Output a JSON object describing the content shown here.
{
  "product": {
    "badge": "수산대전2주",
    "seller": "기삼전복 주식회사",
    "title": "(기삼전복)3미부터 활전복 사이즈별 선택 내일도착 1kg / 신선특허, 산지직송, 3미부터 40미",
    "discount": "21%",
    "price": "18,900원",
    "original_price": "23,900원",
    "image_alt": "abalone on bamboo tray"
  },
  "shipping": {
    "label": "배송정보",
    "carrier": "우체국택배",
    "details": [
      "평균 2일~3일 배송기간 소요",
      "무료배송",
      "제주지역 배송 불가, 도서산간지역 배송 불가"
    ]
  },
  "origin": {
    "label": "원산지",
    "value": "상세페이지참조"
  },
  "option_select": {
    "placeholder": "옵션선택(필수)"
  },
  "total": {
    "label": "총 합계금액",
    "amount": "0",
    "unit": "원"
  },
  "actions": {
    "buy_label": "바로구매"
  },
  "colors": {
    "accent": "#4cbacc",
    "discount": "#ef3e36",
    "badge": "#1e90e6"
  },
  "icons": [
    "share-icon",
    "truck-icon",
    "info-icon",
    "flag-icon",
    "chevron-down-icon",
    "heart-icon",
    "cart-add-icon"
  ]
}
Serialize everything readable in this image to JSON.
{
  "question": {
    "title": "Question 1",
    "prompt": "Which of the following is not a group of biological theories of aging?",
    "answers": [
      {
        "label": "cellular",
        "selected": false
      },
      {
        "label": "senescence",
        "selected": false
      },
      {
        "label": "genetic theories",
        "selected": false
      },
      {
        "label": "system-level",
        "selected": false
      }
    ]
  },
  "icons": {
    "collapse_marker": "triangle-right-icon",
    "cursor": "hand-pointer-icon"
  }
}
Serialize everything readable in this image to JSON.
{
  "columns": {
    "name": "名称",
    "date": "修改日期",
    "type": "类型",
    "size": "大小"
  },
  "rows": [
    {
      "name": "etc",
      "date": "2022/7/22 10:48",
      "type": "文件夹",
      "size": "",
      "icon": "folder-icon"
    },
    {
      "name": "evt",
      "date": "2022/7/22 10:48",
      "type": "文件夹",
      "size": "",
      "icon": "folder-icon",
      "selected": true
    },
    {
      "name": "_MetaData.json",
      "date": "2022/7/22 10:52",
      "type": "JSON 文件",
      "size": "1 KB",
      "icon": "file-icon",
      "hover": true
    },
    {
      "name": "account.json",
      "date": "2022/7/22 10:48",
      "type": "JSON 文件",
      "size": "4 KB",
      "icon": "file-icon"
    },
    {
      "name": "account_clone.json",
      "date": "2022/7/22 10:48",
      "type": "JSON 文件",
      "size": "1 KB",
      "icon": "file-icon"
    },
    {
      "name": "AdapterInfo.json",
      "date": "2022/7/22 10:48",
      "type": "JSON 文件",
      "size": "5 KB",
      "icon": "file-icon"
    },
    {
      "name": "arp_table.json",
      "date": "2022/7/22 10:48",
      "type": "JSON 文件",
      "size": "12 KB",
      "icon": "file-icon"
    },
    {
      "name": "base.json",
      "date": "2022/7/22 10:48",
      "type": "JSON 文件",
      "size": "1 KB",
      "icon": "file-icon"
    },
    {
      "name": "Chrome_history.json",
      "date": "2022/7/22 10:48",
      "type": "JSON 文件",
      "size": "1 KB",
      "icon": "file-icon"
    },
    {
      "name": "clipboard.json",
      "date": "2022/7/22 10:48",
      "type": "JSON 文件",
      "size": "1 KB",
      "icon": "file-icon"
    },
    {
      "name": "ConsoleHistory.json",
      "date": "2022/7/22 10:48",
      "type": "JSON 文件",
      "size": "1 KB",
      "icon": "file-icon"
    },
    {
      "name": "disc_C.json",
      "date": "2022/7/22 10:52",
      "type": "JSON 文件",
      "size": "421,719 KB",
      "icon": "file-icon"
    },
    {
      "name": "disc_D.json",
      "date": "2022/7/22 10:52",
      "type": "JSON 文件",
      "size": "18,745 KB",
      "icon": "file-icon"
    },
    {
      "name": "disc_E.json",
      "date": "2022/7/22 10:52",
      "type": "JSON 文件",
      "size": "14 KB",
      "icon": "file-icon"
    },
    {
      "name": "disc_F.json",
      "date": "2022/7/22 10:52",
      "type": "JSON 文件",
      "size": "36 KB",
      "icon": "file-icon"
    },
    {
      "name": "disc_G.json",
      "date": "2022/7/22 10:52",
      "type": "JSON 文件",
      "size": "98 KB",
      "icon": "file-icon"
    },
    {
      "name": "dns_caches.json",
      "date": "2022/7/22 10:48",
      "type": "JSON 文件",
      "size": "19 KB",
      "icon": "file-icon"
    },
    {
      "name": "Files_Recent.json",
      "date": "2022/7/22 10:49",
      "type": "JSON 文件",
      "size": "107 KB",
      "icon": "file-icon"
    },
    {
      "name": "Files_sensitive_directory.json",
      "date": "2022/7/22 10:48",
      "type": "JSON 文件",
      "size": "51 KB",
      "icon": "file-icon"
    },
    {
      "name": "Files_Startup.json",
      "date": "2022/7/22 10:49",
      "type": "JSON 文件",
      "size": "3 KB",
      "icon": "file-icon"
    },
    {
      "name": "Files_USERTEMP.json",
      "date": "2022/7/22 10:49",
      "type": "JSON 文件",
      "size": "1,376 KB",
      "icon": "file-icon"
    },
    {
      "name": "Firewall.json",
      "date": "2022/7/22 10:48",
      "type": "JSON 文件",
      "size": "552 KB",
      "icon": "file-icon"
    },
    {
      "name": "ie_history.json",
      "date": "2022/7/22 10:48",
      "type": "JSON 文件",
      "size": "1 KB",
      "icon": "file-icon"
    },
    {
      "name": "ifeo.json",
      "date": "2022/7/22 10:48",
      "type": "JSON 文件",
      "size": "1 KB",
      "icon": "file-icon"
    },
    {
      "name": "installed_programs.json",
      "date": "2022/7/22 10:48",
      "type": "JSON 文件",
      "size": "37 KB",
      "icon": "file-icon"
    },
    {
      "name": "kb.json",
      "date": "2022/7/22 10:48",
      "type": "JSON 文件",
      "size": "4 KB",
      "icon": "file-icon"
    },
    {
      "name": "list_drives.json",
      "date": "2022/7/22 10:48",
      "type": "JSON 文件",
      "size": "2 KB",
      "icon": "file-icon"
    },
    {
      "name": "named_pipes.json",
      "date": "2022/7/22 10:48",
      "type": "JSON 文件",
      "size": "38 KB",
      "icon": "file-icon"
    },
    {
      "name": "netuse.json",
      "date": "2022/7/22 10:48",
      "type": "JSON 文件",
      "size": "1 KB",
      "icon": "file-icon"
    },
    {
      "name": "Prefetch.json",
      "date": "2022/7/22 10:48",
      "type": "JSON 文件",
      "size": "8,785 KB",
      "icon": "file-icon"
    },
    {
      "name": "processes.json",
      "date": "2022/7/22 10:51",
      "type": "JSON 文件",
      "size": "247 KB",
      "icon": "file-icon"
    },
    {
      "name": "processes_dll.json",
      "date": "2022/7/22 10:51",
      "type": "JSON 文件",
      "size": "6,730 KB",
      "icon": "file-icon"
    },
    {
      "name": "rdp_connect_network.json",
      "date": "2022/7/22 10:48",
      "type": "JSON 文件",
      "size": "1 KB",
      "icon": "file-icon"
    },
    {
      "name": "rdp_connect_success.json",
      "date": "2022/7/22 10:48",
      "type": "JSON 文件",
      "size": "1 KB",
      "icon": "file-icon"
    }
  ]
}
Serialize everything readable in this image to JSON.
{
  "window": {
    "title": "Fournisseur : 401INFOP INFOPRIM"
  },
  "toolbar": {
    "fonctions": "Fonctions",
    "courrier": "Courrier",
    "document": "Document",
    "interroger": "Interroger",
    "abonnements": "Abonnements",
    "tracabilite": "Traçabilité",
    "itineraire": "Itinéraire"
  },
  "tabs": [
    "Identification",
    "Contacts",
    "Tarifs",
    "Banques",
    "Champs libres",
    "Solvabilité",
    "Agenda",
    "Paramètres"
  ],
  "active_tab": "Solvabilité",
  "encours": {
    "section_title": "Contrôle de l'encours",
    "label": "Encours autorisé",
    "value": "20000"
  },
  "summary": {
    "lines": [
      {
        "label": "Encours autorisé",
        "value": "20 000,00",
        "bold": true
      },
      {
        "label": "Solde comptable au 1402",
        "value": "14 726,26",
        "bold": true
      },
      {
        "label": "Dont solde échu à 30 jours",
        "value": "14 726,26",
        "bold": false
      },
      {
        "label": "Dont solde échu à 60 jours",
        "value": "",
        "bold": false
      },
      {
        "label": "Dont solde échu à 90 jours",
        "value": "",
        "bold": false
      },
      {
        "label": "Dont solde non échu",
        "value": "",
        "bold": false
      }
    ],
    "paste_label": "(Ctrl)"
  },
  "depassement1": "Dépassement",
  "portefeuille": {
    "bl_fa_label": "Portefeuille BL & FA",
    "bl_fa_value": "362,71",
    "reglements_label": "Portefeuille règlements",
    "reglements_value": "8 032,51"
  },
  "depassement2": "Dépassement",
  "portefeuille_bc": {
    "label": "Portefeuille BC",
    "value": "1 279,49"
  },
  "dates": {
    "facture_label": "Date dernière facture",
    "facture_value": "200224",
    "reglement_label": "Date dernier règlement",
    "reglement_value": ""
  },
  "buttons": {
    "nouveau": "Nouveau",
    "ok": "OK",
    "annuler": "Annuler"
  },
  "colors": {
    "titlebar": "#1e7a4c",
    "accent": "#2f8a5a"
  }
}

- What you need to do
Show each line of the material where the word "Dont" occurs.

- Completed exercise
        "label": "Dont solde échu à 30 jours",
        "label": "Dont solde échu à 60 jours",
        "label": "Dont solde échu à 90 jours",
        "label": "Dont solde non échu",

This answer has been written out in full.